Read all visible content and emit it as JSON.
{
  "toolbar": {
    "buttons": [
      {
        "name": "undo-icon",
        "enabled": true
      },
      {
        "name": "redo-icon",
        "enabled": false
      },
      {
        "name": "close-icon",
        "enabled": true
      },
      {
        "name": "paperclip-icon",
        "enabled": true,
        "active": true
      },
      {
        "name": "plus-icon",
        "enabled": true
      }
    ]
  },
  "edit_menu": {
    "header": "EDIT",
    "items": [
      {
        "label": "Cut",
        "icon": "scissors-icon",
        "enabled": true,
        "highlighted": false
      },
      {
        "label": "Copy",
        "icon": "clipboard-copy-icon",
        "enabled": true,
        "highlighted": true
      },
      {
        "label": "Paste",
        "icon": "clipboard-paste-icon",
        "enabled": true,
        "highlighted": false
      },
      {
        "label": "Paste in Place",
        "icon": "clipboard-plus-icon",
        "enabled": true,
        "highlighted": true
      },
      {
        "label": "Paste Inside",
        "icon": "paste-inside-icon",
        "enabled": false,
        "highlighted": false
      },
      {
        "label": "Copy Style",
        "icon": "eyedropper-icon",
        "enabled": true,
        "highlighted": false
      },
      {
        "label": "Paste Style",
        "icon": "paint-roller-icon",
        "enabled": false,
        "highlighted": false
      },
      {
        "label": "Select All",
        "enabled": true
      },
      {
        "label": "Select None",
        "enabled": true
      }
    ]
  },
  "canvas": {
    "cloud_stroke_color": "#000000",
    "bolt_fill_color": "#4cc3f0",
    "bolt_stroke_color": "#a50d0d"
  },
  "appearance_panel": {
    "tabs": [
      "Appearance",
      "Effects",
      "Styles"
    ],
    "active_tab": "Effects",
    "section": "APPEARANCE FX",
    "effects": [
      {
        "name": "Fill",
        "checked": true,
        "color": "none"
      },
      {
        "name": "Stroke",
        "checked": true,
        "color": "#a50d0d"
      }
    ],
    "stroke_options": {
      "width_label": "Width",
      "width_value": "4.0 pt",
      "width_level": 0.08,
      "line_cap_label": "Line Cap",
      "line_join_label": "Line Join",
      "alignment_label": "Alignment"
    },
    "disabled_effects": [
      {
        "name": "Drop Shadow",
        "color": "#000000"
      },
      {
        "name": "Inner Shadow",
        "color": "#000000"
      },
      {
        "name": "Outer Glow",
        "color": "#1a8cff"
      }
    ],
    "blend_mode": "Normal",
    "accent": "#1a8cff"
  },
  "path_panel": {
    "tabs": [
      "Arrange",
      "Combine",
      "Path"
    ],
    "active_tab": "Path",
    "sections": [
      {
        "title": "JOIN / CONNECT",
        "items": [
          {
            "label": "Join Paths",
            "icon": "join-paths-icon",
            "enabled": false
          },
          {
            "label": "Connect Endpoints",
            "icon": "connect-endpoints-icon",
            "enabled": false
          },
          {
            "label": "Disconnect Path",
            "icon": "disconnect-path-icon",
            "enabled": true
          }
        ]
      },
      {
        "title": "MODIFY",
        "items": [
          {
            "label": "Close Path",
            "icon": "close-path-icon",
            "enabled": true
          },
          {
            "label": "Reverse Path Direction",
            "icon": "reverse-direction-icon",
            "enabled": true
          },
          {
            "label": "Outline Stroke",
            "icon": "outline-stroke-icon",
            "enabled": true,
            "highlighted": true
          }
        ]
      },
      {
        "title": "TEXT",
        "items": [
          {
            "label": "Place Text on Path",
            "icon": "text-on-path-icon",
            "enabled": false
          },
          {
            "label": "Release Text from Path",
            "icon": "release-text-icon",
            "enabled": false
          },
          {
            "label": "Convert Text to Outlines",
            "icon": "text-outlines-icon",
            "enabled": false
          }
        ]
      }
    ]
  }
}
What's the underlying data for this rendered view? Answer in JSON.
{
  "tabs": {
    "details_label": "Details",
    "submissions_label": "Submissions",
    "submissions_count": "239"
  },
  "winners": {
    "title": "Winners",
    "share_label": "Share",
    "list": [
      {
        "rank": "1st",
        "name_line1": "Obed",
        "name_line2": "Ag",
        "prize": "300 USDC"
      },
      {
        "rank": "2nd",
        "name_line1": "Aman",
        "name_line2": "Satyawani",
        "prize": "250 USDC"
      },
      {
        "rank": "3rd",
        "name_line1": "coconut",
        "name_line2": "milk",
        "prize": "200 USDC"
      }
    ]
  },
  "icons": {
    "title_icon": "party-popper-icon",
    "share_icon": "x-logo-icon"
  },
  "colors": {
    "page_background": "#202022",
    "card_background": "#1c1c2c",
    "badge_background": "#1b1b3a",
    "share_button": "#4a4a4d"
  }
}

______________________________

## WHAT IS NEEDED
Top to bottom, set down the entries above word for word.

## OUTPUT
Read all visible content and emit it as JSON.
{
  "toolbar": {
    "buttons": [
      {
        "name": "undo-icon",
        "enabled": true
      },
      {
        "name": "redo-icon",
        "enabled": false
      },
      {
        "name": "close-icon",
        "enabled": true
      },
      {
        "name": "paperclip-icon",
        "enabled": true,
        "active": true
      },
      {
        "name": "plus-icon",
        "enabled": true
      }
    ]
  },
  "edit_menu": {
    "header": "EDIT",
    "items": [
      {
        "label": "Cut",
        "icon": "scissors-icon",
        "enabled": true,
        "highlighted": false
      },
      {
        "label": "Copy",
        "icon": "clipboard-copy-icon",
        "enabled": true,
        "highlighted": true
      },
      {
        "label": "Paste",
        "icon": "clipboard-paste-icon",
        "enabled": true,
        "highlighted": false
      },
      {
        "label": "Paste in Place",
        "icon": "clipboard-plus-icon",
        "enabled": true,
        "highlighted": true
      },
      {
        "label": "Paste Inside",
        "icon": "paste-inside-icon",
        "enabled": false,
        "highlighted": false
      },
      {
        "label": "Copy Style",
        "icon": "eyedropper-icon",
        "enabled": true,
        "highlighted": false
      },
      {
        "label": "Paste Style",
        "icon": "paint-roller-icon",
        "enabled": false,
        "highlighted": false
      },
      {
        "label": "Select All",
        "enabled": true
      },
      {
        "label": "Select None",
        "enabled": true
      }
    ]
  },
  "canvas": {
    "cloud_stroke_color": "#000000",
    "bolt_fill_color": "#4cc3f0",
    "bolt_stroke_color": "#a50d0d"
  },
  "appearance_panel": {
    "tabs": [
      "Appearance",
      "Effects",
      "Styles"
    ],
    "active_tab": "Effects",
    "section": "APPEARANCE FX",
    "effects": [
      {
        "name": "Fill",
        "checked": true,
        "color": "none"
      },
      {
        "name": "Stroke",
        "checked": true,
        "color": "#a50d0d"
      }
    ],
    "stroke_options": {
      "width_label": "Width",
      "width_value": "4.0 pt",
      "width_level": 0.08,
      "line_cap_label": "Line Cap",
      "line_join_label": "Line Join",
      "alignment_label": "Alignment"
    },
    "disabled_effects": [
      {
        "name": "Drop Shadow",
        "color": "#000000"
      },
      {
        "name": "Inner Shadow",
        "color": "#000000"
      },
      {
        "name": "Outer Glow",
        "color": "#1a8cff"
      }
    ],
    "blend_mode": "Normal",
    "accent": "#1a8cff"
  },
  "path_panel": {
    "tabs": [
      "Arrange",
      "Combine",
      "Path"
    ],
    "active_tab": "Path",
    "sections": [
      {
        "title": "JOIN / CONNECT",
        "items": [
          {
            "label": "Join Paths",
            "icon": "join-paths-icon",
            "enabled": false
          },
          {
            "label": "Connect Endpoints",
            "icon": "connect-endpoints-icon",
            "enabled": false
          },
          {
            "label": "Disconnect Path",
            "icon": "disconnect-path-icon",
            "enabled": true
          }
        ]
      },
      {
        "title": "MODIFY",
        "items": [
          {
            "label": "Close Path",
            "icon": "close-path-icon",
            "enabled": true
          },
          {
            "label": "Reverse Path Direction",
            "icon": "reverse-direction-icon",
            "enabled": true
          },
          {
            "label": "Outline Stroke",
            "icon": "outline-stroke-icon",
            "enabled": true,
            "highlighted": true
          }
        ]
      },
      {
        "title": "TEXT",
        "items": [
          {
            "label": "Place Text on Path",
            "icon": "text-on-path-icon",
            "enabled": false
          },
          {
            "label": "Release Text from Path",
            "icon": "release-text-icon",
            "enabled": false
          },
          {
            "label": "Convert Text to Outlines",
            "icon": "text-outlines-icon",
            "enabled": false
          }
        ]
      }
    ]
  }
}
What's the underlying data for this rendered view? Answer in JSON.
{
  "tabs": {
    "details_label": "Details",
    "submissions_label": "Submissions",
    "submissions_count": "239"
  },
  "winners": {
    "title": "Winners",
    "share_label": "Share",
    "list": [
      {
        "rank": "1st",
        "name_line1": "Obed",
        "name_line2": "Ag",
        "prize": "300 USDC"
      },
      {
        "rank": "2nd",
        "name_line1": "Aman",
        "name_line2": "Satyawani",
        "prize": "250 USDC"
      },
      {
        "rank": "3rd",
        "name_line1": "coconut",
        "name_line2": "milk",
        "prize": "200 USDC"
      }
    ]
  },
  "icons": {
    "title_icon": "party-popper-icon",
    "share_icon": "x-logo-icon"
  },
  "colors": {
    "page_background": "#202022",
    "card_background": "#1c1c2c",
    "badge_background": "#1b1b3a",
    "share_button": "#4a4a4d"
  }
}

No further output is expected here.